**Your assignment:** Whether an entry is long or short, retype it exactly.

**Material for the task:**
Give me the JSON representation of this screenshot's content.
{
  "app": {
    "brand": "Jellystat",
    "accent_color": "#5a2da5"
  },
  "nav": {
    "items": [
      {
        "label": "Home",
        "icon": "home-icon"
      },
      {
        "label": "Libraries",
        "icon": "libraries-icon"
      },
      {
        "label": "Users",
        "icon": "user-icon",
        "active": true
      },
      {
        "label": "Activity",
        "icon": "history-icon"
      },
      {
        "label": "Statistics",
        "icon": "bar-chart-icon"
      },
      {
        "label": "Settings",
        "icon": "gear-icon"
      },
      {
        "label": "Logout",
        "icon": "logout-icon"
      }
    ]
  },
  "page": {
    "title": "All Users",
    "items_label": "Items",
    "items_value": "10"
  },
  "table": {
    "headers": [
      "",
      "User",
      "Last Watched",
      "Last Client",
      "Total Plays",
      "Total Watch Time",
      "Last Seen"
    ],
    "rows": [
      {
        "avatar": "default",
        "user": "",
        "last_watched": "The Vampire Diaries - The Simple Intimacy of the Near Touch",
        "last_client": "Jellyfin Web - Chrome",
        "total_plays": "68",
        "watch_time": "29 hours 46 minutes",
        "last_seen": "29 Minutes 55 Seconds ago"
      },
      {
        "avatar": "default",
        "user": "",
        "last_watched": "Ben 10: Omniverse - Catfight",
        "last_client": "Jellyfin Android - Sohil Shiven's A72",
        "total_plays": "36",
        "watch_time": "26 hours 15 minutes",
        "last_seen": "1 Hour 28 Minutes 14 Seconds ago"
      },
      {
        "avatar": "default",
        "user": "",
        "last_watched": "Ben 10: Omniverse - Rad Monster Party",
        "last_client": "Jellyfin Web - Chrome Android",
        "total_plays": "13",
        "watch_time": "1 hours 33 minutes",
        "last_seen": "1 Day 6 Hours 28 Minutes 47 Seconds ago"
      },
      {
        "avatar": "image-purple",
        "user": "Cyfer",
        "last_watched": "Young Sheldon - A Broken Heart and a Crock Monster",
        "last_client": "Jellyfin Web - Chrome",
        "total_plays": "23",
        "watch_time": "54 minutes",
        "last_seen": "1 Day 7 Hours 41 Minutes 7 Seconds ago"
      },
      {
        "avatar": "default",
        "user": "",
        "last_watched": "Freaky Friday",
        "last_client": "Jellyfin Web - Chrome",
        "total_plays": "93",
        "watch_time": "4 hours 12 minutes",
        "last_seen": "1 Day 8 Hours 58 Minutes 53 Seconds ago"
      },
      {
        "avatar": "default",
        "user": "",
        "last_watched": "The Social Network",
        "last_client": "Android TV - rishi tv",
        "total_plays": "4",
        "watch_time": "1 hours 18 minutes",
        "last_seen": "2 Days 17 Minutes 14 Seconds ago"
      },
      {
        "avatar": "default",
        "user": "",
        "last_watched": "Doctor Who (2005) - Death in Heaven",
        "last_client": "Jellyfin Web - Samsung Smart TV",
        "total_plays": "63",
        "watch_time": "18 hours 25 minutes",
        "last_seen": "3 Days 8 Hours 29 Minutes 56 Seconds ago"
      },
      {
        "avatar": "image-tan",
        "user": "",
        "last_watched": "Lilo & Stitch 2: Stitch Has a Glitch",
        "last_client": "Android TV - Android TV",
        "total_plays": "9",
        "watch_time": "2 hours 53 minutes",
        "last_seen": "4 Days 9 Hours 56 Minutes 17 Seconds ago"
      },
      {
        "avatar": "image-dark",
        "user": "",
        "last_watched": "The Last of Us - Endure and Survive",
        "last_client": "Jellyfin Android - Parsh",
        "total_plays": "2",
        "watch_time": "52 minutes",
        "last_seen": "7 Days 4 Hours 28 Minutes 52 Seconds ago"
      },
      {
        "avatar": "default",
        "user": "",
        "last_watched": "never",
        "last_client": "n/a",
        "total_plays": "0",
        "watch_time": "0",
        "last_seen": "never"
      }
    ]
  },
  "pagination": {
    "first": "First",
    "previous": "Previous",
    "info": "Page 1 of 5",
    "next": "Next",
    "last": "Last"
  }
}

**Result of this exercise:**
Give me the JSON representation of this screenshot's content.
{
  "app": {
    "brand": "Jellystat",
    "accent_color": "#5a2da5"
  },
  "nav": {
    "items": [
      {
        "label": "Home",
        "icon": "home-icon"
      },
      {
        "label": "Libraries",
        "icon": "libraries-icon"
      },
      {
        "label": "Users",
        "icon": "user-icon",
        "active": true
      },
      {
        "label": "Activity",
        "icon": "history-icon"
      },
      {
        "label": "Statistics",
        "icon": "bar-chart-icon"
      },
      {
        "label": "Settings",
        "icon": "gear-icon"
      },
      {
        "label": "Logout",
        "icon": "logout-icon"
      }
    ]
  },
  "page": {
    "title": "All Users",
    "items_label": "Items",
    "items_value": "10"
  },
  "table": {
    "headers": [
      "",
      "User",
      "Last Watched",
      "Last Client",
      "Total Plays",
      "Total Watch Time",
      "Last Seen"
    ],
    "rows": [
      {
        "avatar": "default",
        "user": "",
        "last_watched": "The Vampire Diaries - The Simple Intimacy of the Near Touch",
        "last_client": "Jellyfin Web - Chrome",
        "total_plays": "68",
        "watch_time": "29 hours 46 minutes",
        "last_seen": "29 Minutes 55 Seconds ago"
      },
      {
        "avatar": "default",
        "user": "",
        "last_watched": "Ben 10: Omniverse - Catfight",
        "last_client": "Jellyfin Android - Sohil Shiven's A72",
        "total_plays": "36",
        "watch_time": "26 hours 15 minutes",
        "last_seen": "1 Hour 28 Minutes 14 Seconds ago"
      },
      {
        "avatar": "default",
        "user": "",
        "last_watched": "Ben 10: Omniverse - Rad Monster Party",
        "last_client": "Jellyfin Web - Chrome Android",
        "total_plays": "13",
        "watch_time": "1 hours 33 minutes",
        "last_seen": "1 Day 6 Hours 28 Minutes 47 Seconds ago"
      },
      {
        "avatar": "image-purple",
        "user": "Cyfer",
        "last_watched": "Young Sheldon - A Broken Heart and a Crock Monster",
        "last_client": "Jellyfin Web - Chrome",
        "total_plays": "23",
        "watch_time": "54 minutes",
        "last_seen": "1 Day 7 Hours 41 Minutes 7 Seconds ago"
      },
      {
        "avatar": "default",
        "user": "",
        "last_watched": "Freaky Friday",
        "last_client": "Jellyfin Web - Chrome",
        "total_plays": "93",
        "watch_time": "4 hours 12 minutes",
        "last_seen": "1 Day 8 Hours 58 Minutes 53 Seconds ago"
      },
      {
        "avatar": "default",
        "user": "",
        "last_watched": "The Social Network",
        "last_client": "Android TV - rishi tv",
        "total_plays": "4",
        "watch_time": "1 hours 18 minutes",
        "last_seen": "2 Days 17 Minutes 14 Seconds ago"
      },
      {
        "avatar": "default",
        "user": "",
        "last_watched": "Doctor Who (2005) - Death in Heaven",
        "last_client": "Jellyfin Web - Samsung Smart TV",
        "total_plays": "63",
        "watch_time": "18 hours 25 minutes",
        "last_seen": "3 Days 8 Hours 29 Minutes 56 Seconds ago"
      },
      {
        "avatar": "image-tan",
        "user": "",
        "last_watched": "Lilo & Stitch 2: Stitch Has a Glitch",
        "last_client": "Android TV - Android TV",
        "total_plays": "9",
        "watch_time": "2 hours 53 minutes",
        "last_seen": "4 Days 9 Hours 56 Minutes 17 Seconds ago"
      },
      {
        "avatar": "image-dark",
        "user": "",
        "last_watched": "The Last of Us - Endure and Survive",
        "last_client": "Jellyfin Android - Parsh",
        "total_plays": "2",
        "watch_time": "52 minutes",
        "last_seen": "7 Days 4 Hours 28 Minutes 52 Seconds ago"
      },
      {
        "avatar": "default",
        "user": "",
        "last_watched": "never",
        "last_client": "n/a",
        "total_plays": "0",
        "watch_time": "0",
        "last_seen": "never"
      }
    ]
  },
  "pagination": {
    "first": "First",
    "previous": "Previous",
    "info": "Page 1 of 5",
    "next": "Next",
    "last": "Last"
  }
}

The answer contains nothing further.